Work order: Please copy the records below word for word, leaving out the pictures.

Extracted data entries

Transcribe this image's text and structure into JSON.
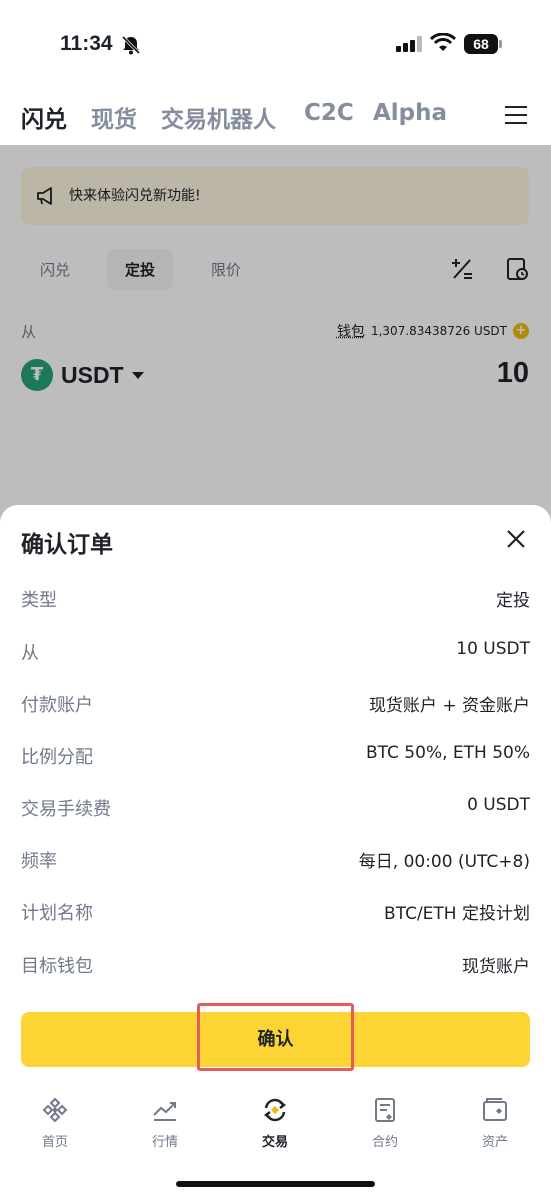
{
  "status_bar": {
    "time": "11:34",
    "battery": "68"
  },
  "top_tabs": [
    {
      "label": "闪兑",
      "active": true
    },
    {
      "label": "现货",
      "active": false
    },
    {
      "label": "交易机器人",
      "active": false
    },
    {
      "label": "C2C",
      "active": false
    },
    {
      "label": "Alpha",
      "active": false
    }
  ],
  "promo": {
    "text": "快来体验闪兑新功能!"
  },
  "sub_tabs": [
    {
      "label": "闪兑",
      "active": false
    },
    {
      "label": "定投",
      "active": true
    },
    {
      "label": "限价",
      "active": false
    }
  ],
  "from": {
    "label": "从",
    "wallet_label": "钱包",
    "wallet_balance": "1,307.83438726 USDT",
    "coin": "USDT",
    "amount": "10"
  },
  "sheet": {
    "title": "确认订单",
    "rows": [
      {
        "label": "类型",
        "value": "定投"
      },
      {
        "label": "从",
        "value": "10 USDT"
      },
      {
        "label": "付款账户",
        "value": "现货账户 + 资金账户"
      },
      {
        "label": "比例分配",
        "value": "BTC 50%, ETH 50%"
      },
      {
        "label": "交易手续费",
        "value": "0 USDT"
      },
      {
        "label": "频率",
        "value": "每日, 00:00 (UTC+8)"
      },
      {
        "label": "计划名称",
        "value": "BTC/ETH 定投计划"
      },
      {
        "label": "目标钱包",
        "value": "现货账户"
      }
    ],
    "confirm_label": "确认"
  },
  "bottom_nav": [
    {
      "label": "首页",
      "icon": "home-icon",
      "active": false
    },
    {
      "label": "行情",
      "icon": "markets-icon",
      "active": false
    },
    {
      "label": "交易",
      "icon": "trade-icon",
      "active": true
    },
    {
      "label": "合约",
      "icon": "futures-icon",
      "active": false
    },
    {
      "label": "资产",
      "icon": "assets-icon",
      "active": false
    }
  ],
  "colors": {
    "brand_yellow": "#FCD535",
    "accent": "#F0B90B",
    "highlight": "#E85B5B",
    "usdt_green": "#26A17B"
  }
}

Answer below:
Transcribe this image's text and structure into JSON.
{
  "status_bar": {
    "time": "11:34",
    "battery": "68"
  },
  "top_tabs": [
    {
      "label": "闪兑",
      "active": true
    },
    {
      "label": "现货",
      "active": false
    },
    {
      "label": "交易机器人",
      "active": false
    },
    {
      "label": "C2C",
      "active": false
    },
    {
      "label": "Alpha",
      "active": false
    }
  ],
  "promo": {
    "text": "快来体验闪兑新功能!"
  },
  "sub_tabs": [
    {
      "label": "闪兑",
      "active": false
    },
    {
      "label": "定投",
      "active": true
    },
    {
      "label": "限价",
      "active": false
    }
  ],
  "from": {
    "label": "从",
    "wallet_label": "钱包",
    "wallet_balance": "1,307.83438726 USDT",
    "coin": "USDT",
    "amount": "10"
  },
  "sheet": {
    "title": "确认订单",
    "rows": [
      {
        "label": "类型",
        "value": "定投"
      },
      {
        "label": "从",
        "value": "10 USDT"
      },
      {
        "label": "付款账户",
        "value": "现货账户 + 资金账户"
      },
      {
        "label": "比例分配",
        "value": "BTC 50%, ETH 50%"
      },
      {
        "label": "交易手续费",
        "value": "0 USDT"
      },
      {
        "label": "频率",
        "value": "每日, 00:00 (UTC+8)"
      },
      {
        "label": "计划名称",
        "value": "BTC/ETH 定投计划"
      },
      {
        "label": "目标钱包",
        "value": "现货账户"
      }
    ],
    "confirm_label": "确认"
  },
  "bottom_nav": [
    {
      "label": "首页",
      "icon": "home-icon",
      "active": false
    },
    {
      "label": "行情",
      "icon": "markets-icon",
      "active": false
    },
    {
      "label": "交易",
      "icon": "trade-icon",
      "active": true
    },
    {
      "label": "合约",
      "icon": "futures-icon",
      "active": false
    },
    {
      "label": "资产",
      "icon": "assets-icon",
      "active": false
    }
  ],
  "colors": {
    "brand_yellow": "#FCD535",
    "accent": "#F0B90B",
    "highlight": "#E85B5B",
    "usdt_green": "#26A17B"
  }
}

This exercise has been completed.